*** Begin section ***

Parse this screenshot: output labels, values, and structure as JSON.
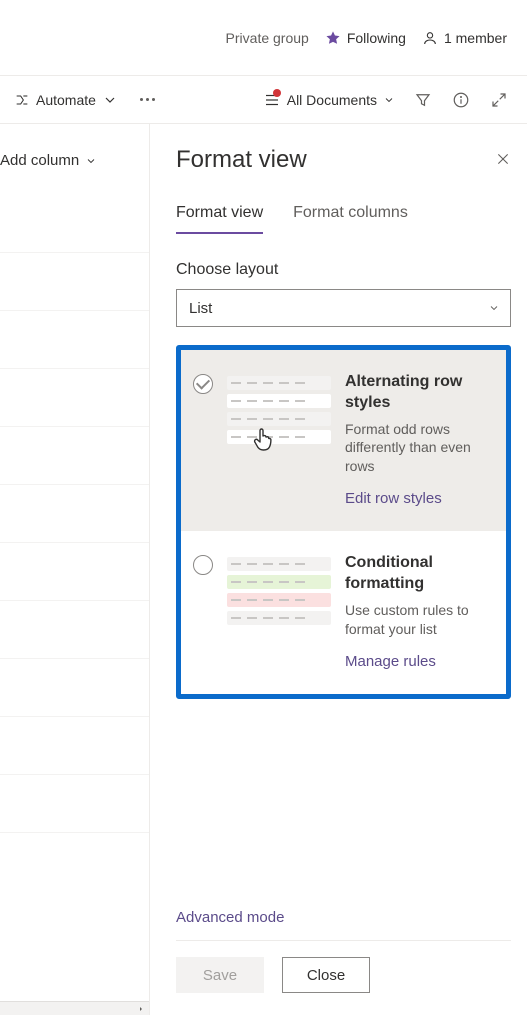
{
  "header": {
    "group_type": "Private group",
    "following": "Following",
    "members": "1 member"
  },
  "cmdbar": {
    "automate": "Automate",
    "view_label": "All Documents"
  },
  "leftpane": {
    "add_column": "Add column"
  },
  "panel": {
    "title": "Format view",
    "tabs": {
      "format_view": "Format view",
      "format_columns": "Format columns"
    },
    "choose_layout_label": "Choose layout",
    "layout_value": "List",
    "options": {
      "alt": {
        "title": "Alternating row styles",
        "desc": "Format odd rows differently than even rows",
        "link": "Edit row styles"
      },
      "cond": {
        "title": "Conditional formatting",
        "desc": "Use custom rules to format your list",
        "link": "Manage rules"
      }
    },
    "advanced": "Advanced mode",
    "save": "Save",
    "close": "Close"
  }
}
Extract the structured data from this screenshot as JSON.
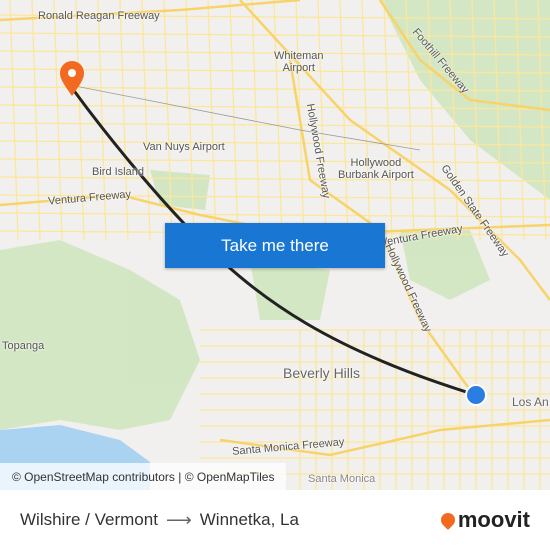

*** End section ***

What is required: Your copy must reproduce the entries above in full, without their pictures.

Task solution:
Parse this screenshot: output labels, values, and structure as JSON.
{
  "header": {
    "group_type": "Private group",
    "following": "Following",
    "members": "1 member"
  },
  "cmdbar": {
    "automate": "Automate",
    "view_label": "All Documents"
  },
  "leftpane": {
    "add_column": "Add column"
  },
  "panel": {
    "title": "Format view",
    "tabs": {
      "format_view": "Format view",
      "format_columns": "Format columns"
    },
    "choose_layout_label": "Choose layout",
    "layout_value": "List",
    "options": {
      "alt": {
        "title": "Alternating row styles",
        "desc": "Format odd rows differently than even rows",
        "link": "Edit row styles"
      },
      "cond": {
        "title": "Conditional formatting",
        "desc": "Use custom rules to format your list",
        "link": "Manage rules"
      }
    },
    "advanced": "Advanced mode",
    "save": "Save",
    "close": "Close"
  }
}
Extract the structured data from this screenshot as JSON.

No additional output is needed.